Firstly, give credit where it’s due. The Nets started to embrace New Jersey with old-school jerseys and events involving the NJ Nets, namely Kerry Kittles among several others. It isn’t perfect, the banners are still black & white, we haven’t gotten a Swamp Dragons Night yet (half kidding) — but it’s better than what it was when Proky and Brett Yormark ran the show.
He’s shown a willingness to spend, specifically when he gave max contracts to Kevin Durant and Kyrie Irving en route to the second-highest luxury tax bill in NBA history. He has personally paid out $323 million in luxury taxes with little to show for it. But how much does that matter when you lose?
The Nets lost 30% of its season ticket holders in 2022-23 after spiking prices without justification given how little fans watched KD and Kyrie, along with their publicly murky futures with the team.
There’s two things it would appear: Tsai has shown a need to have control and he’s shown an urgency in bringing in money versus spending. Still, the Nets profits have been elusive so much so that of all the NBA teams, its estimated valuation has grown the least over the last several four years, reports Sportico.
We’re talking about a very successful businessman in Tsai, but so far, he has failed since taking over the Nets. He, like Mikhail Prokhorov, expected instant gratification while having zero experience running an NBA team or being involved with one. Prokhorov had a five-year championship plan and finished with one playoff series win. Tsai is in his fifth season with one playoff series win, too.
The similarities are present but the management styles differ. Tsai has shown that he’s more hands-on, particularly public. His decisions re Kyrie Irving’s various shenanigans and before that in the controversy over Daryl Morey’s Hong Kong tweet prove that.
Present day, it’s his decision to make — and a big one at that. Build now or rebuild?
It’s crucial to understand Tsai’s mentality, or at least what we think we know when it comes to how he views NBA stars.
Discussing the role artificial intelligence will play in digital entertainment at a conference in May 2023, Tsai said, “Believe me, I manage a basketball team and the players are very difficult to manage.

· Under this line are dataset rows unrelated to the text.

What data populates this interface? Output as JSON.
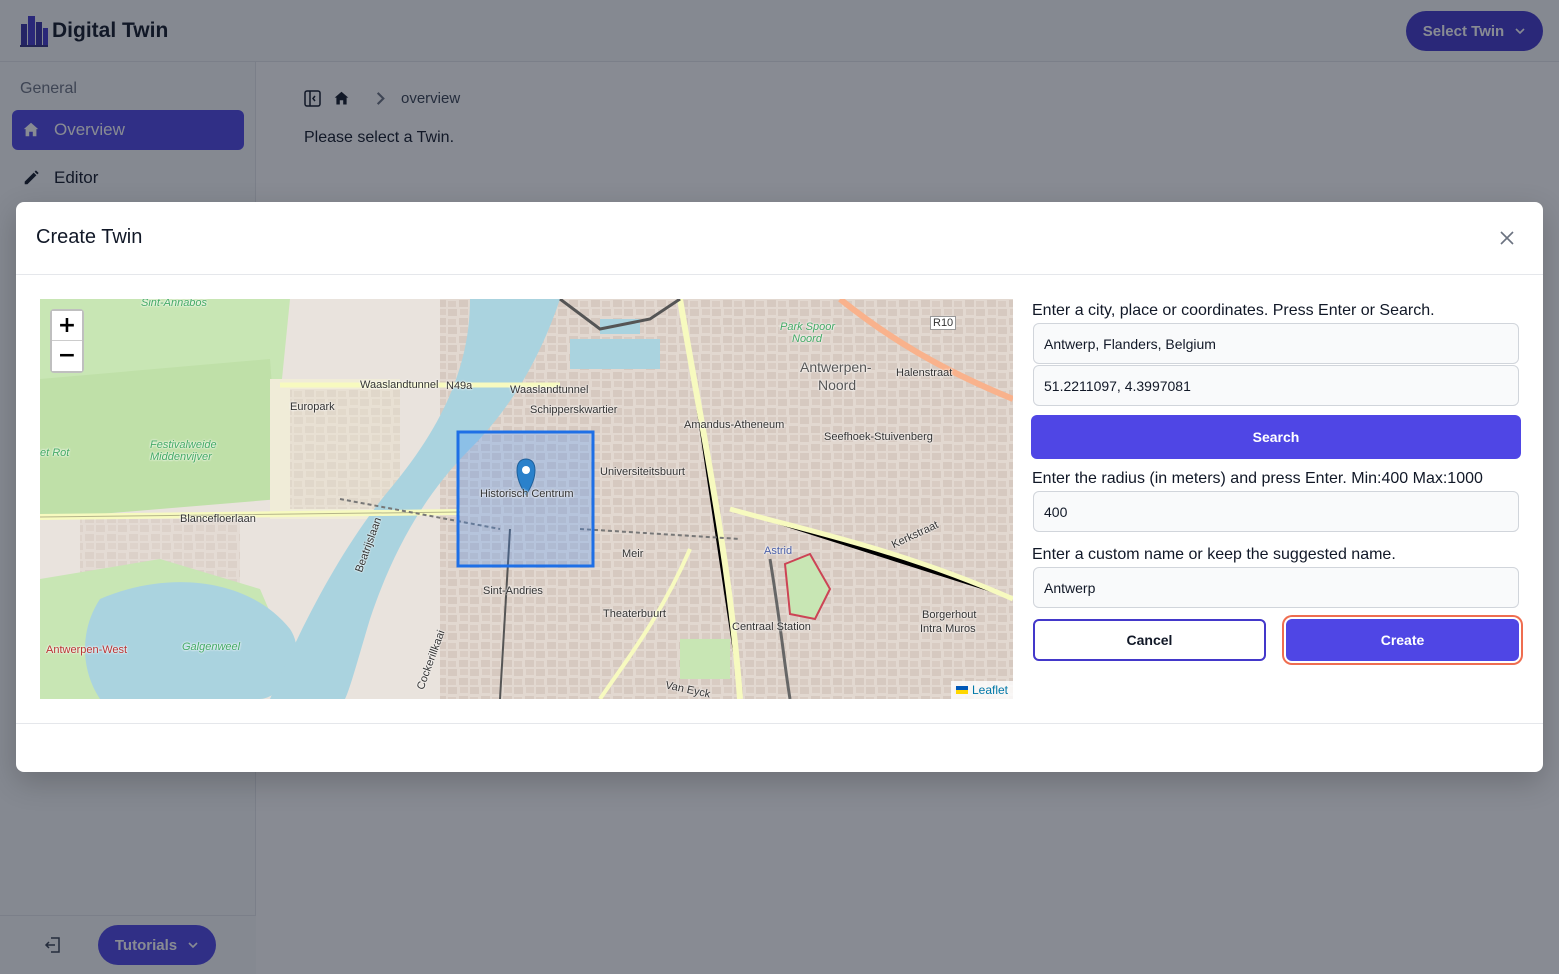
{
  "app": {
    "title": "Digital Twin",
    "select_twin_label": "Select Twin"
  },
  "sidebar": {
    "section_label": "General",
    "items": [
      {
        "label": "Overview",
        "icon": "home-icon",
        "active": true
      },
      {
        "label": "Editor",
        "icon": "pencil-icon",
        "active": false
      }
    ],
    "tutorials_label": "Tutorials"
  },
  "breadcrumb": {
    "current": "overview"
  },
  "main": {
    "message": "Please select a Twin."
  },
  "modal": {
    "title": "Create Twin",
    "location_label": "Enter a city, place or coordinates. Press Enter or Search.",
    "location_value": "Antwerp, Flanders, Belgium",
    "coordinates_value": "51.2211097, 4.3997081",
    "search_label": "Search",
    "radius_label": "Enter the radius (in meters) and press Enter. Min:400 Max:1000",
    "radius_value": "400",
    "name_label": "Enter a custom name or keep the suggested name.",
    "name_value": "Antwerp",
    "cancel_label": "Cancel",
    "create_label": "Create"
  },
  "map": {
    "zoom_in": "+",
    "zoom_out": "−",
    "attribution": "Leaflet",
    "labels": {
      "sint_annabos": "Sint-Annabos",
      "waaslandtunnel_1": "Waaslandtunnel",
      "waaslandtunnel_2": "Waaslandtunnel",
      "n49a": "N49a",
      "europark": "Europark",
      "schipperskwartier": "Schipperskwartier",
      "festivalweide": "Festivalweide",
      "middenvijver": "Middenvijver",
      "et_rot": "et Rot",
      "historisch_centrum": "Historisch Centrum",
      "universiteitsbuurt": "Universiteitsbuurt",
      "amandus_atheneum": "Amandus-Atheneum",
      "seefhoek": "Seefhoek-Stuivenberg",
      "antwerpen_noord_1": "Antwerpen-",
      "antwerpen_noord_2": "Noord",
      "park_spoor_1": "Park Spoor",
      "park_spoor_2": "Noord",
      "r10": "R10",
      "blancefloerlaan": "Blancefloerlaan",
      "beatrijslaan": "Beatrijslaan",
      "sint_andries": "Sint-Andries",
      "meir": "Meir",
      "astrid": "Astrid",
      "theaterbuurt": "Theaterbuurt",
      "centraal_station": "Centraal Station",
      "borgerhout_1": "Borgerhout",
      "borgerhout_2": "Intra Muros",
      "galgenweel": "Galgenweel",
      "antwerpen_west": "Antwerpen-West",
      "kerkstraat": "Kerkstraat",
      "halenstraat": "Halenstraat",
      "cockerillkaai": "Cockerillkaai",
      "van_eyck": "Van Eyck"
    }
  },
  "colors": {
    "primary": "#4f46e5",
    "primary_dark": "#4338ca",
    "create_ring": "#ef6d50",
    "river": "#aad3df",
    "selection": "#1e6fe6"
  }
}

If you’re in Hollywood, it’s very, very difficult to manage people.”
Two months later, ESPN’s Brian Windorst said that “Joe Tsai would rather have a team that plays hard that he’s proud to own that wins 40 games and fights for the play-in than have a team that has way more talent that he’s not proud to be a part of.”
Was that an exaggeration? Well, maybe but that’s where we are today. And it ain’t fun.
We talk so much about a culture and how it starts at the top. This isn’t to say that Tsai hasn’t been dealt a weird hand because he has, whether it’s been Irving’s high profile antics or James Harden quitting on the court or US-China relations. His priorities, so we’ve seen, remain fasten on the fan’s dollar. That’s not to say other governing owners aren’t the same way, but when the big chance fails, the product stinks, and the vision going forward isn’t clear — the culture crumbles. Beyond that, the Nets brass do not seem to grasp how much the lost promise of the Big Three has effected the fan base.
A culture starts at the top and Tsai IS the top.
The team isn’t very good and they’re stuck in limbo. We know that. Injuries haven’t helped but it’s a part of the game. Firing another coach isn’t going to miraculously turn this around even if Jacque Vaughn hasn’t been perfect. There isn’t much allure to watch for one singular player either. It creates the perfect storm for frustration, confusion, and pessimism among the fanbase. Just as it was growing.
There’s more, because of course, there’s always more. Brian Lewis of the New York Post reported that the Nets entered this week averaging 43,000 total viewers per game on YES — down 34.85 percent from this point last season.
VII. Moving Forward...
We all act like we have the answers when we really don’t. That’s part of the fun and frustrations that come with liking a team/sport. That said, it’s time the Nets practice what they preach when it comes to culture, and it’d probably serve them right to stay humble and learn from mistakes the franchise has made in the past.
In order for them to accomplish such, they need to pick a direction… and fast. Just like when Marks sat in that seat for the first time in 2016.